With different civil society actors insisting on gaining independence from state hegemony, these new and emerging dynamics are important steps in developing a strong, vibrant and independent civil society that can pave the way for democracy. However, despite these positive developments, the defaming campaigns, the crackdown against different pro-democracy activists and the new Draft Law on civil society are clear indicators that the SCAF regime is unwilling to move Egypt toward a real democratization process, which expands the public sphere for more freedoms, civic and political participation, and free, fair and periodic elections.
*Nadine Sika is an Assistant Professor of Political Science at the American University in Cairo.
[i] UNDP, Egypt’s Social Contract: The Role of Civil Society (Cairo: UNDP, 2008).
[ii] Hamdy Hassan, “Civil Society in Egypt under the Mubarak Regime,” Afro-Asian Journal of Social Sciences 2, no. 2.2 (Quarter II, 2011), 1-18.
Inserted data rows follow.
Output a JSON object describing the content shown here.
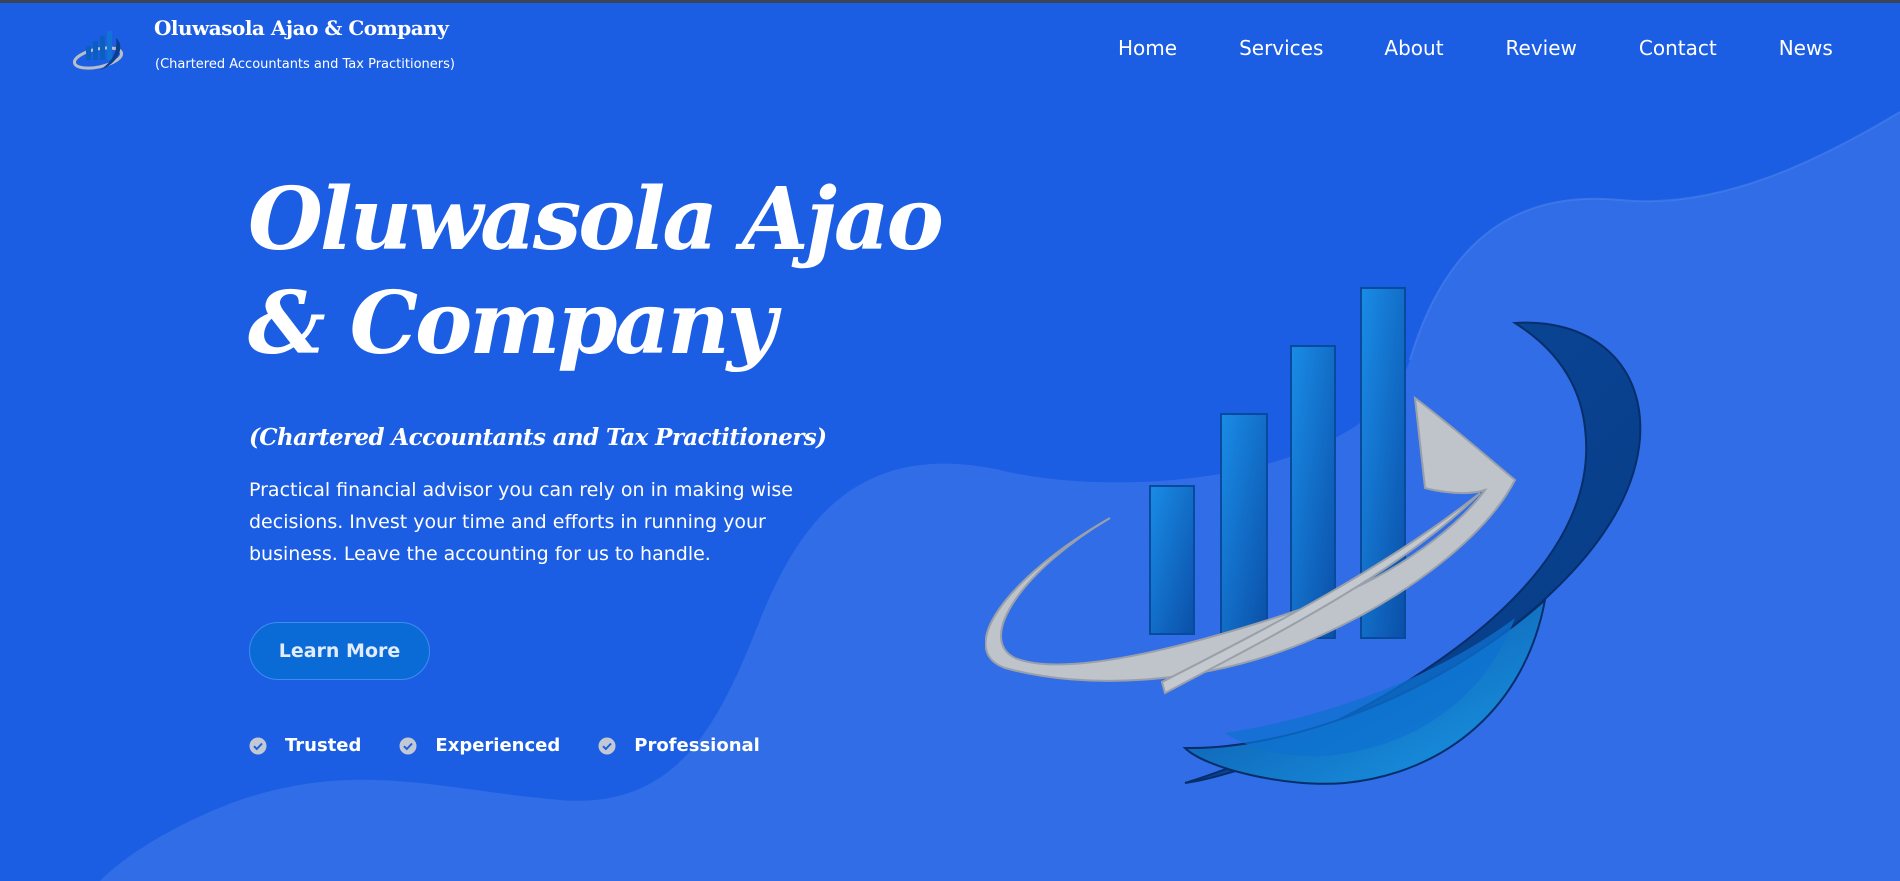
{
  "brand": {
    "title": "Oluwasola Ajao & Company",
    "subtitle": "(Chartered Accountants and Tax Practitioners)",
    "logo_icon": "bar-chart-swoosh-logo"
  },
  "nav": {
    "items": [
      {
        "label": "Home"
      },
      {
        "label": "Services"
      },
      {
        "label": "About"
      },
      {
        "label": "Review"
      },
      {
        "label": "Contact"
      },
      {
        "label": "News"
      }
    ]
  },
  "hero": {
    "title_line1": "Oluwasola Ajao",
    "title_line2": "& Company",
    "subtitle": "(Chartered Accountants and Tax Practitioners)",
    "description": "Practical financial advisor you can rely on in making wise decisions. Invest your time and efforts in running your business. Leave the accounting for us to handle.",
    "cta_label": "Learn More",
    "badges": [
      {
        "label": "Trusted",
        "icon": "check-circle-icon"
      },
      {
        "label": "Experienced",
        "icon": "check-circle-icon"
      },
      {
        "label": "Professional",
        "icon": "check-circle-icon"
      }
    ]
  },
  "colors": {
    "background": "#1c5ee3",
    "wave": "#3470e6",
    "button": "#0a6bd6",
    "logo_bars": "#0b5fbe",
    "logo_swoosh": "#c0c4cc",
    "logo_ring": "#0a3f8c"
  }
}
[iii] Center for Development Services, An Overview of Civil Society in Egypt: Civil Society Index Report for the Arab Republic of Egypt ( Cairo: Center for Development Services, 2005)
[iv] Mustapha K. Al-Sayyid, “A Civil Society in Egypt?” The Middle East Journal 47, no. 2 (Spring, 1993): 228-242.
[v] Hassan, “Civil Society in Egypt under the Mubarak Regime.”
[vii] Amy Hawthorne, “Middle Eastern Democracy: Is Civil Society the Answer,” Carnegie Papers, Middle East Series 44 (March, 2004).
[viii] Transparency International, National Integrity System Study: Egypt 2009, (Cairo: Transparency International, 2010).
[ix] Mohamed Mukhtar Kandil, Al-hiwar 3431(2011), available at http://www.ahewar.org/debat/show.art.asp?aid=267883 (accessed on March 27, 2012).
[xi] 6th April Movement. “For the third year in a row April 6 youth challenge Egypt’s ruling Democratic Party,” available at http://6april.org/english/modules/news/article.php?storyid=16 (accessed on March 27, 2012).
[xii] Transparency International, National Integrity System Study: Egypt 2009 (Washington: Transparency International, 2009)
[xiii] Mohamed Gharib, “Political parties against April 6 Movement,” Al Masry al-Youm, May 4, 2008.
[xiv] May Shams El-Din, “Security forces prosecutors raid five NGOs, shut,” The Daily News Egypt.com, available at http://www.thedailynewsegypt.com/human-a-civil-rights/security-forces-prosecutors-raid-five-ngos-shut-down-one-dp2.html (accessed March 28th, 2012)
[xv] See for instance al-Ahram coverage of the NGOs’ prosecutions from December 30, 2011 until February 2012.
[xvi] The International Center for Not-for-Profit Law, “Restrictive Draft CSO Law Announced by Egyptian Ministry of Social Justice and Solidarity,” available at http://www.icnl.org/news/2012/26-Jan.html (accessed March 28th, 2012).
[xvii] Omayma Kamal and Mohamed Gad, “Indpendent Unions: Stories of A Nation that Rises Up,” (Arabic) Al-Shorouk News, March 27, 2011.